EXERCISE INSTRUCTIONS —
Pick out all lines in the listing holding the string "this" and copy them.

RECORDS TO PROCESS —

▬▬▬▬▬▬▬▬▬▬

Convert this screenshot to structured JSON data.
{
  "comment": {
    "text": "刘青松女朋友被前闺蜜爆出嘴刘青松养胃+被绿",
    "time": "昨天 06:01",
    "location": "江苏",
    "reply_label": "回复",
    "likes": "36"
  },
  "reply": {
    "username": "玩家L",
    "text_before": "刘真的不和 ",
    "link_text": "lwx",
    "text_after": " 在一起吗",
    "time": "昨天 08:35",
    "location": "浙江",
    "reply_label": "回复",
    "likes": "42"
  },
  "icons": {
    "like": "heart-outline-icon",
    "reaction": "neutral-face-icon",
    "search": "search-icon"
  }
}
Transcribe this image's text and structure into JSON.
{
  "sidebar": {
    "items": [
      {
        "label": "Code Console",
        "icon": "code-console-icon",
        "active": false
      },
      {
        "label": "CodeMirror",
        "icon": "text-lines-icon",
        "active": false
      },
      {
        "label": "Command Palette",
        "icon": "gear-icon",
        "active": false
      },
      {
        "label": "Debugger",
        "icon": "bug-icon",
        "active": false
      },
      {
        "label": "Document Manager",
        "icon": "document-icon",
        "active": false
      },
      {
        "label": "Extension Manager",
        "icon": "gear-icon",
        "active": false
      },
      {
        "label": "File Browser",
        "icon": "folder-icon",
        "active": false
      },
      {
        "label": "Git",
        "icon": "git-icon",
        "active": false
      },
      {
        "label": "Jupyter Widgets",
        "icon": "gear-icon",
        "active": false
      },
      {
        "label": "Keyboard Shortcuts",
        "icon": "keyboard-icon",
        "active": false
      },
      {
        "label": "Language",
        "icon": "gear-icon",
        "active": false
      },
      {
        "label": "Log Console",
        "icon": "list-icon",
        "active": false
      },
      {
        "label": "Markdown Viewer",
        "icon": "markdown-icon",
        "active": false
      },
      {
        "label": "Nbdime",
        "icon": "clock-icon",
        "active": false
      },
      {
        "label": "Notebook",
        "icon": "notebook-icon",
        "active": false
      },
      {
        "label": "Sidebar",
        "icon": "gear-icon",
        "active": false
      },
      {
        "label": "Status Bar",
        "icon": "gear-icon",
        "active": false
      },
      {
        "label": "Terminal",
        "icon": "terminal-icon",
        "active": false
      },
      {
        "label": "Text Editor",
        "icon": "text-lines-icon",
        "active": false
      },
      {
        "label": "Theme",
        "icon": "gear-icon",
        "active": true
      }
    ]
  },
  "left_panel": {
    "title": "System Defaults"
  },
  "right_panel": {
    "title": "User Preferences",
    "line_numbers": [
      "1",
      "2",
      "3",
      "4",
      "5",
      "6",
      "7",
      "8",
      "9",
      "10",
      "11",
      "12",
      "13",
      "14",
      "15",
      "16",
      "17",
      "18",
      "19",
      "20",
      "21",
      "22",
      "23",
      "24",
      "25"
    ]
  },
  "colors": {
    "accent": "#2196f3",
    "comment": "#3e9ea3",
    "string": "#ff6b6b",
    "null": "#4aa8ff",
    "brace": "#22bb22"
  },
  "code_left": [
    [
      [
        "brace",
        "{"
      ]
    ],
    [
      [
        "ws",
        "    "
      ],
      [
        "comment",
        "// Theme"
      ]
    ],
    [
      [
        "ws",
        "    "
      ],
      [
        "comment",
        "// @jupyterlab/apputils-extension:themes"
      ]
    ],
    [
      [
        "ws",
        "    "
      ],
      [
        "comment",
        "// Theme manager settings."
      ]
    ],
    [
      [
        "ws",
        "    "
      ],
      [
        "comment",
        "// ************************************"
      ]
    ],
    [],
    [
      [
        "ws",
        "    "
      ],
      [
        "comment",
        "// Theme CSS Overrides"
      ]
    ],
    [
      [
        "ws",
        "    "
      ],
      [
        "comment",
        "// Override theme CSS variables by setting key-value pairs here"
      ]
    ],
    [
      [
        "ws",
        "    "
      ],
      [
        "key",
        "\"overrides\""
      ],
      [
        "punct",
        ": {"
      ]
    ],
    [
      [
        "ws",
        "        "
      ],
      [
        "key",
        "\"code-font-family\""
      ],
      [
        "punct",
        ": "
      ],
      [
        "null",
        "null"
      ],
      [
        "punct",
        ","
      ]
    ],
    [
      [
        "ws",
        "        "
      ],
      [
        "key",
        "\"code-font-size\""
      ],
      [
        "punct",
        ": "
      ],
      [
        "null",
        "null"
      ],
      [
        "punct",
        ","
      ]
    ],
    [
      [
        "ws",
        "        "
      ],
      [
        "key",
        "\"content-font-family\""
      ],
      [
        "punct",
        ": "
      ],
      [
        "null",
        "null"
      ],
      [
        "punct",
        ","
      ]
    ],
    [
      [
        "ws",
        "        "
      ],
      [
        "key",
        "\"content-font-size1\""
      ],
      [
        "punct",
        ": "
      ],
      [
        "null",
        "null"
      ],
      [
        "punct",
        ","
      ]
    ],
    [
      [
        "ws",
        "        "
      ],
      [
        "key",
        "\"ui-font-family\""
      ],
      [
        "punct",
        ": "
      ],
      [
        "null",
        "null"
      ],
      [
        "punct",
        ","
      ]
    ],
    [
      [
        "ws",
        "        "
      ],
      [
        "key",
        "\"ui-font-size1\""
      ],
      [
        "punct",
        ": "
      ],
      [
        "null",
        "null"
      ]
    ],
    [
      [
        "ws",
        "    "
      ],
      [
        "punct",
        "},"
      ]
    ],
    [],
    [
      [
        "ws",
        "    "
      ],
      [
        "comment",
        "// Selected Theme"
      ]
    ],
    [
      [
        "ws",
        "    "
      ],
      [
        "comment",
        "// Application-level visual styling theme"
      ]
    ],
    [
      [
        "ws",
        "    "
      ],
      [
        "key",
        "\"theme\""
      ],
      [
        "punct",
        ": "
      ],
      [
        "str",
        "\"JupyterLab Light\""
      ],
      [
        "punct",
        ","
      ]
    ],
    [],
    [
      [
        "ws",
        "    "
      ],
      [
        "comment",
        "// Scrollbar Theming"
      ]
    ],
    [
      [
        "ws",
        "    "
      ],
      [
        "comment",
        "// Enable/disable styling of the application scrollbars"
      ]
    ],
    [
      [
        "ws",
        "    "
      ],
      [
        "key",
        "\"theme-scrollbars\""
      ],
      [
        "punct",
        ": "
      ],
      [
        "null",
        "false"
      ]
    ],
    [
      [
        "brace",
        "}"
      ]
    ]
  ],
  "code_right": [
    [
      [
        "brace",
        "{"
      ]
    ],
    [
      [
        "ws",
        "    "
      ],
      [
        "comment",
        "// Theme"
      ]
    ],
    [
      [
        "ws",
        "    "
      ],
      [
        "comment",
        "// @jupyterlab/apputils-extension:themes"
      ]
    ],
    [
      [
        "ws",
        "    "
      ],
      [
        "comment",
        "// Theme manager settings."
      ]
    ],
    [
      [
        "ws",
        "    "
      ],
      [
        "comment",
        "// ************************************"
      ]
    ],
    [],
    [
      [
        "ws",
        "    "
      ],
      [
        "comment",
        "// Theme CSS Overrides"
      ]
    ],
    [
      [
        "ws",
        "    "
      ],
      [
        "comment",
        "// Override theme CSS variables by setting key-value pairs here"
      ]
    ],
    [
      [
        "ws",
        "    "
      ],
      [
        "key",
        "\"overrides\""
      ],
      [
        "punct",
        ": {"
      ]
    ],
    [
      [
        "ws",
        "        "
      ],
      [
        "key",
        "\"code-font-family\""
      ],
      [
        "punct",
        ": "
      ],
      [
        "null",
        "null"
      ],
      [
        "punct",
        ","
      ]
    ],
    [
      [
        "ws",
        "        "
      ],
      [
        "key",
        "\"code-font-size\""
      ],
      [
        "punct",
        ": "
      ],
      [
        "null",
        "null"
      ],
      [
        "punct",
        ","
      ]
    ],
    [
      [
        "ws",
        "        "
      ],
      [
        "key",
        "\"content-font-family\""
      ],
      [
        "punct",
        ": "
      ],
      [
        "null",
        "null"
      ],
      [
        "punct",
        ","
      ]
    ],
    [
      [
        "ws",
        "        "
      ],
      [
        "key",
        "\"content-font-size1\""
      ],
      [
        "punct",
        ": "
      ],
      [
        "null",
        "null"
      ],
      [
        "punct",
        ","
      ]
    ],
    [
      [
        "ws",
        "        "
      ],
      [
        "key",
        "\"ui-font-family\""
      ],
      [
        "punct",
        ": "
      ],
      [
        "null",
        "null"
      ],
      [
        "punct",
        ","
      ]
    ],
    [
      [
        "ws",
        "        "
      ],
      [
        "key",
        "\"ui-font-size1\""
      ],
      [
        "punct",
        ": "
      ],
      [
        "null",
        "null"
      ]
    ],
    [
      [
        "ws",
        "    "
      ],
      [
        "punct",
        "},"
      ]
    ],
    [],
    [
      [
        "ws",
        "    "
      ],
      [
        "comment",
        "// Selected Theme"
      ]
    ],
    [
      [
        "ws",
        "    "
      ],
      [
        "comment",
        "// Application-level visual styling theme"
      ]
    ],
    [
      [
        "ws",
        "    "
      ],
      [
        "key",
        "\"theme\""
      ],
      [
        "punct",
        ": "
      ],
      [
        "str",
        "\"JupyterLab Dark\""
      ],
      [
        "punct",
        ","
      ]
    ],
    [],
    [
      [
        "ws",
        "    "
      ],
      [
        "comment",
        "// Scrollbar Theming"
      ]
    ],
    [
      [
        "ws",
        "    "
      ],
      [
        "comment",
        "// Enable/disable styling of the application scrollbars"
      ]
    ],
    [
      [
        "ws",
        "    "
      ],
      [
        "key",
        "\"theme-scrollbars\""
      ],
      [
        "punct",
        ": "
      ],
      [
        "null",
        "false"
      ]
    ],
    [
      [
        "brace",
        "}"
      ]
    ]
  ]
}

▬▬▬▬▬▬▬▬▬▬

RESPONSE TO THE TASK —
Convert this screenshot to structured JSON data.
Transcribe this image's text and structure into JSON.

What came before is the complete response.